I am a newbie trying to use concourse.
I have setup a resource of type git which does not seem to be properly setup.
What is the recommended way to check/debug resources setup/functioning ?


You can use fly intercept to get into any container that Concourse creates.

It’d be really handy if the payloads to gets and puts were stored somewhere. I can see that this could be a security vulnerability, but then if you’ve got access to that container, you could probably do naughty things anyway?

Does such a log exist?

Reading the documentation, I did not understand that fly hijack could be used for resource containers. Can you point me to more details ?

I found this:

Recently, another user was asking for help on Discord about debugging resources, so I thought I’d share some of the information I provided there.

In debugging resources, the idea is to try to be able to call the check, in, and/or out code just like how Concourse would call them. You will need to pass the script the correct request parameters (see for the interface). To get the parameters, some resources are written to save the parameters into a temporary file on the container, so you can use that temp file. Other resources do not log the parameters to a file, so you might be able to temporarily replace the check, in, or out code with a script to capture the request parameters.

Once you have the parameters, you have several options. You can modify the script on the container itself to increase the amount of logging (e.g. set -x for bash scripts), and then call the script with the parameters to see what the resource is doing. e.g. cat /tmp/resource-request | /opt/resource/check. Alternatively, once you have the parameters captured, you can download the code locally and run the tests on your local machine or run it on a docker container on your machine which may make debugging a bit easier.

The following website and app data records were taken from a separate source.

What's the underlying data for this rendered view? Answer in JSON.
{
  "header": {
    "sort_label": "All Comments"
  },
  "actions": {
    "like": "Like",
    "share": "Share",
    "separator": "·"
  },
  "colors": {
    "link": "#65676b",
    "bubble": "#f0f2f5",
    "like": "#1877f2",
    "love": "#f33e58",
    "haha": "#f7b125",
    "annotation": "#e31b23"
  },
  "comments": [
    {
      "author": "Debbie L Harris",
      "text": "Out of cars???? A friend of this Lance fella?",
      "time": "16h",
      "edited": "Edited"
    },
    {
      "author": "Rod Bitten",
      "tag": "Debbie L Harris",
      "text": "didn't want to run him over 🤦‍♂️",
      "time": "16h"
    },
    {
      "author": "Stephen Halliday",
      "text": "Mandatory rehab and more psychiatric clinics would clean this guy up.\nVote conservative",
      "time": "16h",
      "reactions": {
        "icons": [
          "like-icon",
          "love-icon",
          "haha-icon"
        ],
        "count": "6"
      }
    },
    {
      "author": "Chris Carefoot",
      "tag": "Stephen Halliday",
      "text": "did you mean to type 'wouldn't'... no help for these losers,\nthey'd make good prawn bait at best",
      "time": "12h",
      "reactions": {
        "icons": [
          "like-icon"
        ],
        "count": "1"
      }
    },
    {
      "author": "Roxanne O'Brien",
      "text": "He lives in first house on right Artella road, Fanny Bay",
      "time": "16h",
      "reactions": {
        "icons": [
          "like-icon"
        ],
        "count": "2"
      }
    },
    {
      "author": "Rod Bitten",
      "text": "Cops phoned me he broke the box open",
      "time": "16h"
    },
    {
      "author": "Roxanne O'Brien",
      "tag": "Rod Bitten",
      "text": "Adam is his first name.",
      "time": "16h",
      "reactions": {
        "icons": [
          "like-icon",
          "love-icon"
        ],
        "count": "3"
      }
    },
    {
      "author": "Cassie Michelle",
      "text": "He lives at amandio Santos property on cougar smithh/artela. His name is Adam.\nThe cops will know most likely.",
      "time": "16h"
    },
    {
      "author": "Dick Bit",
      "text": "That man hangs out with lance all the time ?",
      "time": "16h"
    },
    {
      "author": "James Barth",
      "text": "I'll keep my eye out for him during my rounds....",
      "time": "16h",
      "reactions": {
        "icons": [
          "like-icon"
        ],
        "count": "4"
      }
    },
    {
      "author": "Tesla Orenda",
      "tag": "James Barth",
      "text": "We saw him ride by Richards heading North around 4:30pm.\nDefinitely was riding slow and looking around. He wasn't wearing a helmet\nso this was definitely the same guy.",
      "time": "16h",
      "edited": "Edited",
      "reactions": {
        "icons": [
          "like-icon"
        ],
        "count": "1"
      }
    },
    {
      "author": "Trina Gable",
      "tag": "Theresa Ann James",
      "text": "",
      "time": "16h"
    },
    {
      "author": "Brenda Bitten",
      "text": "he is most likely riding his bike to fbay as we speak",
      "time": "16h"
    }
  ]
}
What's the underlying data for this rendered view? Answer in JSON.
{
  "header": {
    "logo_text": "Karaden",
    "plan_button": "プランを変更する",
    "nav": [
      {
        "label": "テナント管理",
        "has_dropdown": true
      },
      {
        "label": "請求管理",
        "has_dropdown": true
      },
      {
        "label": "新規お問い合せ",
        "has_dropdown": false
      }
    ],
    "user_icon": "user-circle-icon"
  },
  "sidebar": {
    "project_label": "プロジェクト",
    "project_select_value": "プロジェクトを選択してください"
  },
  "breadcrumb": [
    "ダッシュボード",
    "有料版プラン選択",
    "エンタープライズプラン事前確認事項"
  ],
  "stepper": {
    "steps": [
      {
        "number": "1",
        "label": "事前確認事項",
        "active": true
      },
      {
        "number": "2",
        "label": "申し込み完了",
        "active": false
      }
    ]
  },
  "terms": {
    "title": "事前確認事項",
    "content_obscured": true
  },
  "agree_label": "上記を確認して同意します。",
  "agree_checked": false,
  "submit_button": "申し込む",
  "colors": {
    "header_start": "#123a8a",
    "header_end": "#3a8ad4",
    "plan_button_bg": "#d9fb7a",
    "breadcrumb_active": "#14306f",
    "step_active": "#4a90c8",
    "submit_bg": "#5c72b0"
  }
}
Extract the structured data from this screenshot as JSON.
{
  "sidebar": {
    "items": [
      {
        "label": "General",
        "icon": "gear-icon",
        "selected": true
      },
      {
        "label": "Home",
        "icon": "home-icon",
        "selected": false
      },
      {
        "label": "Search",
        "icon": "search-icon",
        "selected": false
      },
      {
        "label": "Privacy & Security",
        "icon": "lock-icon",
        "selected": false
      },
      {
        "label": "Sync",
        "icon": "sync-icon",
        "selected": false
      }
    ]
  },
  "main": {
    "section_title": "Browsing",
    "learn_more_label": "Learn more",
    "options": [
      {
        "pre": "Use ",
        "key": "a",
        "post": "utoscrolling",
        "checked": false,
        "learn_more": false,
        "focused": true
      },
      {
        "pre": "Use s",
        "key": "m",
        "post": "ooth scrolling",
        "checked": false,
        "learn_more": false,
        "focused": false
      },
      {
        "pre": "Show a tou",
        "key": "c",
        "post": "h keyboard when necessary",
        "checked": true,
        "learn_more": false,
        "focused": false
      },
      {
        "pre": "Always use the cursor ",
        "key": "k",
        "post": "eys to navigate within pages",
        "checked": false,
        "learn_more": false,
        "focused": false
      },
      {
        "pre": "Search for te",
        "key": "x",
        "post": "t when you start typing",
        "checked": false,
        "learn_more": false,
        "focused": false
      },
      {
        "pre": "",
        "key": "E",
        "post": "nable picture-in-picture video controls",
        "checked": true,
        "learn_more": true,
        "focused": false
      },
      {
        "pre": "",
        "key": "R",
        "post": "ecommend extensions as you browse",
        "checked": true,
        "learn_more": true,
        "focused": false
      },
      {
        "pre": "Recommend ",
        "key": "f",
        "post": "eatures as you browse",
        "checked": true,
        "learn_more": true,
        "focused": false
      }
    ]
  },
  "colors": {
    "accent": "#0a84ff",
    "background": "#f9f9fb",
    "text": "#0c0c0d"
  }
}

If you modify anything directly on the hijacked resource container when debugging, make sure you back out any changes after you’re done, as the resource may use the modified code for a while.

That being said, as @DeejayEngineerBetter mentioned, this could be a security vulnerability, so you’ll want to make sure that access to hijack containers is secured.

edit: To hijack a check container, you can run fly -t your-target hijack --check=your-pipeline/your-resource-name. To hijack resources that are get (in) and put (out), you hijack the job the resources are associated with as follows: fly -t your-target hijack --job=your-pipeline/your-job-name. fly will then ask you which step of the job you want to hijack.


@edtan Thanks for this long and useful answer !

However, I still do not get how to use hijack to debug get and put.

I have some jobs without any task that build docker images.
In that case, fly -t your-target hijack --job=your-pipeline/your-job-name returns

no containers matched your search parameters!

they may have expired if your build hasn't recently finished.

( I do use my pipeline and job :wink: )

If I add a dummy task, guessing that hijack does not like taskless jobs, I get right into the container of the dummy task. But does not get asked which step to hijack. Could it be because check has found no new versions ?

It’s possible that the get and put step containers are getting cleaned up before you’re able to hijack into them. You could try adding a sleep 60 to your dummy task - this might keep the get and put containers around long enough for you to hijack them.